A second electricity generator, Genesis Power Limited, also argued that power generation at its Huntly Power Station site was already constrained when low river flows and higher ambient river temperatures occurred, particularly during the summer months – and that both the proposals would further constrain production.

Evidence at the Plateau Farms hearing led the committee to consider that Plateau’s proposal could result in lost potential for electricity generation equivalent of the electricity consumed annually by about 2380 people.

At the Wairakei Pastoral hearing, it was considered that the proposal could have a combined effect on both generators equivalent of the electricity consumed by more than 4320 people.
In a separate submission to the Wairakei Pastoral Hearing Committee, Watercare Services Limited (which supplies drinking water to Auckland) raised concerns about the impact of the Wairakei proposal on drinking water quality. It pointed to a potential increase in nutrient discharges as a result of the land use conversion to dairying.

In making their decisions, the committees considered a wide range of opinions and evidence from a range of parties including the electricity companies, Watercare Services, Fish and Game, and several iwi groups.

In reaching their decisions, both committees determined that while the proposals would have little impact on water quality and levels, they had serious concerns about potential impacts on the two electricity generators. Both committees concluded these effects would be “more than minor” and would “inevitably spill out to electricity consumers”.

The committees found that the proposed use of water for irrigation would adversely affect the ability of both Mighty River Power and Genesis Power to meet the community’s social and economic well being by meeting the need for electricity generation, and at reasonable prices.

The committees were also required to consider issues around the use and development of renewable energy. They both determined Plateau Farms and Wairakei’s proposals were inconsistent with the government’s Sustainable Development Programme of Action, Energy Policy Framework and National Energy Efficiency and Conservation Strategy.

Regarding the drinking water issue raised by Watercare Services Limited, the Wairakei Pastoral hearing committee determined the decline in water quality as a result of reduced flow from the Wairakei Pastoral application would be minor.

However the committees both noted that they were confined to considering the applications for water takes and the effects that might flow from that. Issues of land use and the effects of nutrient discharges from the use of water for farming operations were beyond their jurisdiction in the context of the consents sought.

In reaching their decisions to decline the applications, the committees noted Plateau Farms and Wairakei Pastoral’s use of a natural resource to provide for economic well-being and meet future food requirements was consistent with section five of the RMA. However in exercising their broad overall discretion, the committees found that while the Plateau Farms and Wairakei Pastoral proposals had merit, there were serious concerns about:
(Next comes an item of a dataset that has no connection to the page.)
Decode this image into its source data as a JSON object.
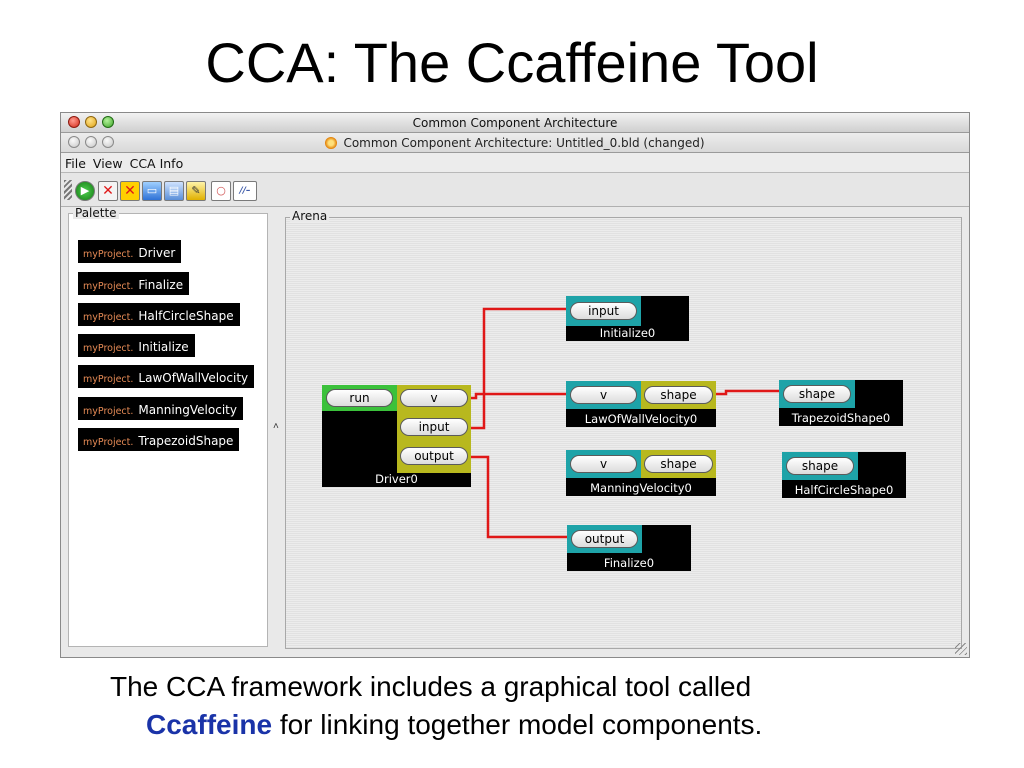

the adverse affects on both Mighty River Power and Genesis Power
Resource Management Act part two considerations, particularly those referring to meeting the reasonably foreseeable needs of future generations, such as electricity generation, future drinking water supplies and renewable energy
the proposal being contrary to recent New Zealand Government initiatives addressing energy issues.
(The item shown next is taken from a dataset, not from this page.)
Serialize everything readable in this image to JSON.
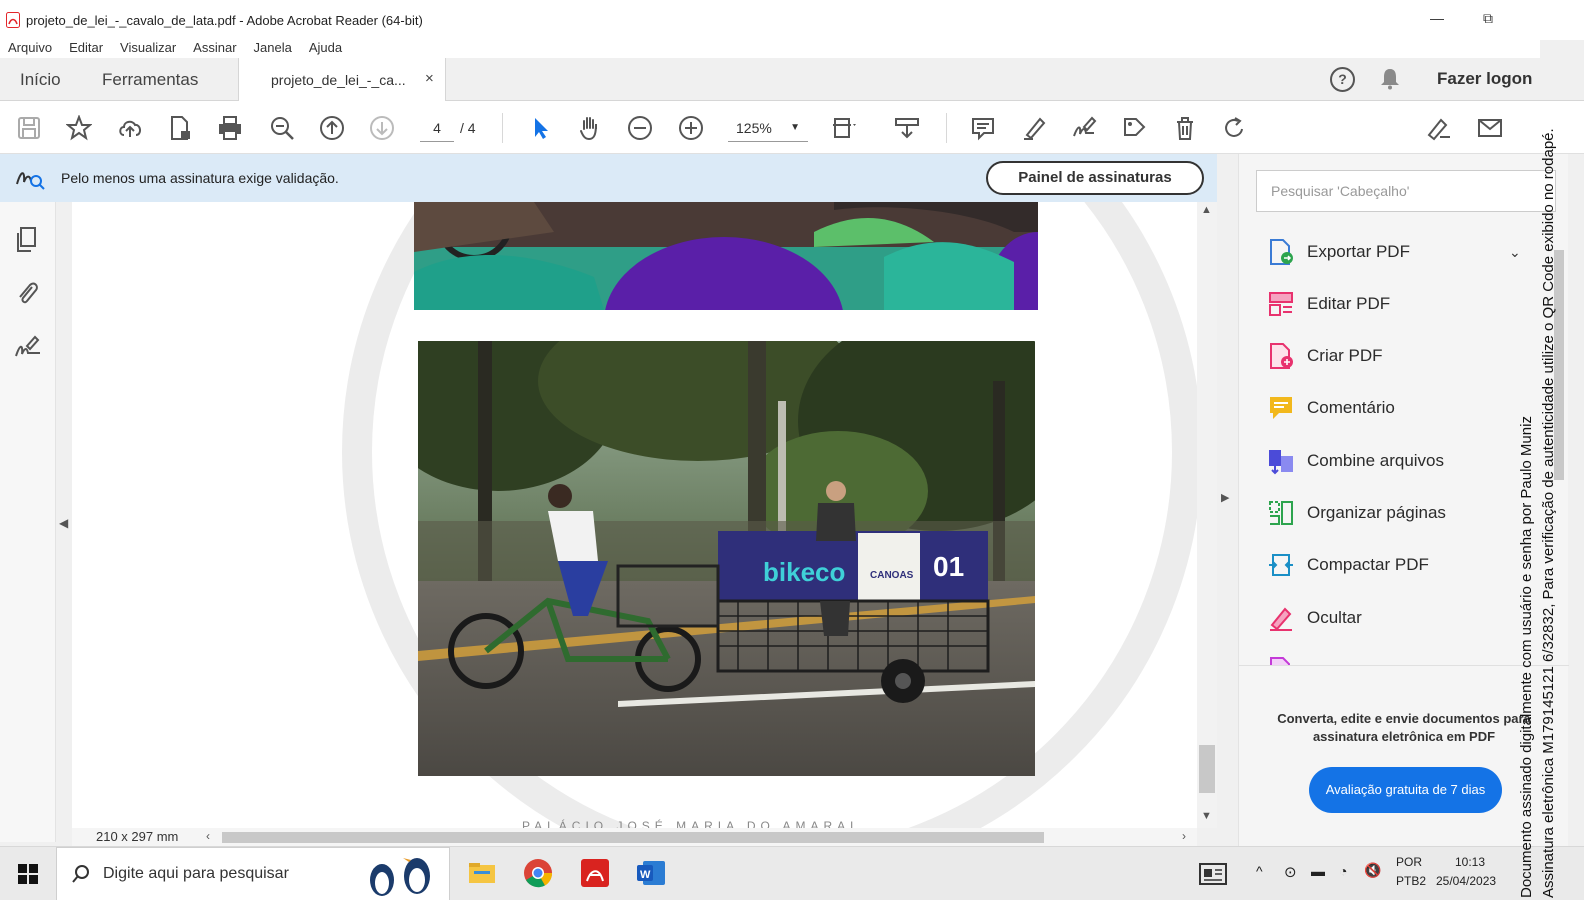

In addition, the committees also expressed concern about the present lack of specific policy guidance on how to balance competing requests for water.

(Note: Environment Waikato is currently working with key stakeholders on the formulation of new water allocation rules and policies. A discussion document is currently being circulated to stakeholders. Once completed, it is anticipated that this document would form the basis of proposed new rules, which would evolve into the Water Allocation Variation referred to by the hearing committees. However, any proposed Water Allocation Variation lies in the future. As such, it could hold no weight in the committees’ decisions.)